Earlier this week the Prime Minister of Egypt was globally ridiculed for a Twitter update generated from within Beeline Interactive's popular Smurfs' Village game. Last year a Spanish politician made headlines when his "son" tweeted a game update from Doodle Jump.When public figures do it, it's mildly amusing, but when the average Joe's Twitter feed starts filling up with game updates, the average Joe gets blocked. The updates need to stop.
During the Facebook social game explosion of 2009-2010, game notifications were a blight, filling friends' feeds with obnoxious requests for in-game items or assistance. It took a few years, but thanks to platform rule changes and the ability to block specific apps, Facebook has become a much nicer place to hang out.
Twitter doesn't give users the ability to block individual keywords or specific applications, so my feed slowly fills with crap like this:
Reporting IS my work, so step the hell off, Papa Hashtag Smurf.
Nearly every social-style gaming app features the ability to send out tweets. It's a feature that allows players to share their accomplishments with their friends, perhaps expecting them to proffer a celebratory pat on the back or something. At least that's how the app developers would prefer players look at it. These are advertisements, pure and simple. I am playing this, here is a link to it so you can play it too. Maybe you'll become addicted as well and spend $27,000 on Smurf berries. It's social marketing. We're the modern-day equivalent of tiny classified ads.
So it's not just that I don't give a damn about your Smurf Village / Springfield / E.T. Garden / Temple Run 2 high score. I also don't like seeing your enthusiasm and enjoyment turned into an advertisement. It's embarrassing, and it needs to stop, but how?
When a game asks you if you'd like to send a tweet, just say no. Simple, right? If you're excited about something that happened, just tweet it manually. Okay, maybe you need a little help.
No, not your entire Twitter account (though I suppose that would work too).
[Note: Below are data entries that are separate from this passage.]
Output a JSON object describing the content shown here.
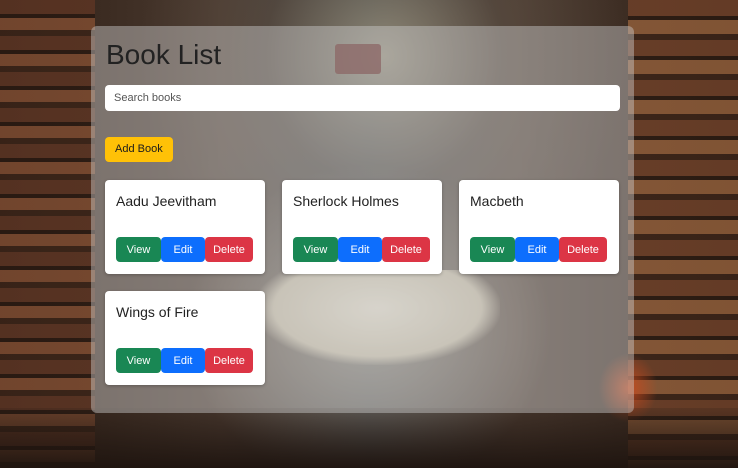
{
  "page": {
    "title": "Book List"
  },
  "search": {
    "placeholder": "Search books",
    "value": ""
  },
  "toolbar": {
    "add_label": "Add Book"
  },
  "books": [
    {
      "title": "Aadu Jeevitham",
      "view_label": "View",
      "edit_label": "Edit",
      "delete_label": "Delete"
    },
    {
      "title": "Sherlock Holmes",
      "view_label": "View",
      "edit_label": "Edit",
      "delete_label": "Delete"
    },
    {
      "title": "Macbeth",
      "view_label": "View",
      "edit_label": "Edit",
      "delete_label": "Delete"
    },
    {
      "title": "Wings of Fire",
      "view_label": "View",
      "edit_label": "Edit",
      "delete_label": "Delete"
    }
  ],
  "colors": {
    "add_button": "#ffc107",
    "view_button": "#198754",
    "edit_button": "#0d6efd",
    "delete_button": "#dc3545",
    "panel_background": "rgba(205,205,205,0.45)"
  }
}
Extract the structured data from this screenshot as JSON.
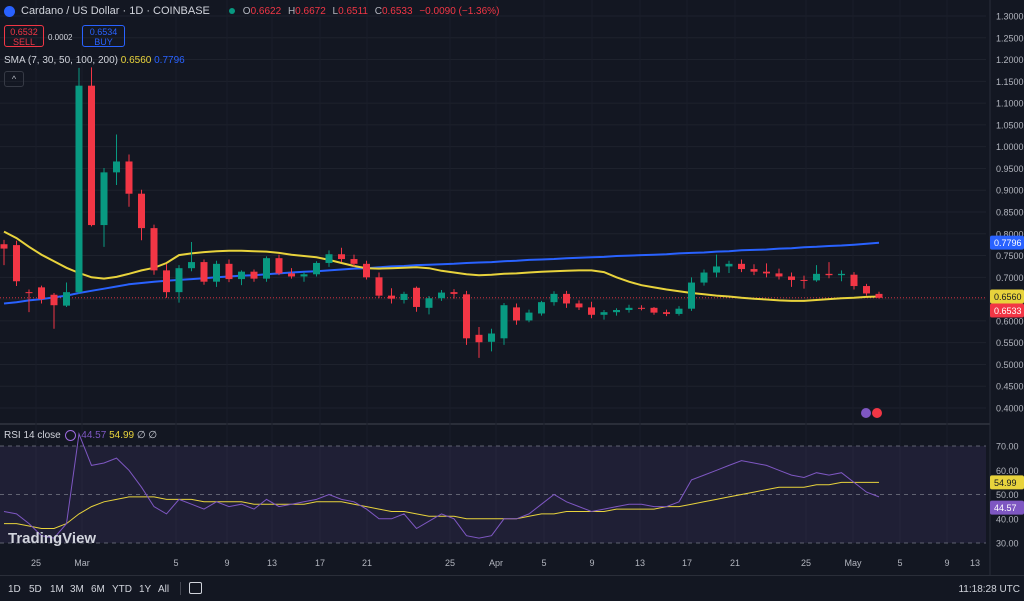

Both Apple and Android feature a convenient means of storing your Twitter information so that when a program wants you to access it, it's only a button press away. Don't do this. If you've already entered the information, remove it.
Just click on the account name and delete it. You'll still be able to enter the information manually for each application, but the additional step might give you time to come to your senses. For extra-added protection, make your Twitter password the most inconvenient thing to type on a mobile keyboard ever.
You have the willpower to avoid having to remove your account? That's great. Now let's make sure those games you're playing are going to just spam up Twitter anyway. Once you authorize a game it doesn't technically even have to ask you before tweeting. Most do, but it's so easy to just press that "Yes" button you might just wind up annoying people out of habit. You just can't help it. It comes naturally.
Those games can't capitalize on your predilection for annoyance if you don't revoke their access. It's in your Twitter settings. You'll probably be amazed at how many things are on that list. What the hell is Netvibes?
While you're pruning, be sure to deauthorize any game consoles or services you may have unwittingly signed up for, especially Raptr — if you really want to tell me you've just started playing BioShock Infinite, tell me yourself.
While just not doing it is most highly effective method for halting the rampage of game marketing tweets, it's also the hardest — just ask your favorite drug addict. It's not the act of putting the pills into your mouth, but the benefits of doing so. It's not like games like Smurf Village are simply begging players to tweet. There's something in it for you.
Free items when you tweet. Free in-game currency when you tweet. Speed up your buildings with tweets. Unlock achievements with tweets. Enter a contest with tweets. Tweets, tweets, tweets. You need to tweet, or you're not getting the full game experience.
Fine. Tweet as somebody else. Create a new Twitter account. When a perpetual annoyance engine revs up in the forest and no followers are around to hear it, does it really exist? Save the existential theorizing for your real Twitter account. @AppSpamForever is where the spam lives.
Sorry, @AppSpamForever is mine.
It's not going to be easy. There will be wailing and screaming and gnashing of teeth. There will be confusion between Twitter accounts. There will be people following @AppSpamForever, defeating the very purpose of a secondary spam account.
There are many hurdles to overcome, but I have faith. Faith that one day the Prime Minister of a major country will be able to build a village of tiny people without worrying about an ungrateful nation that doesn't appreciate how terrible he'd be without some means to unwind. Faith that tweets like these...
...are never obscured by tweets like these.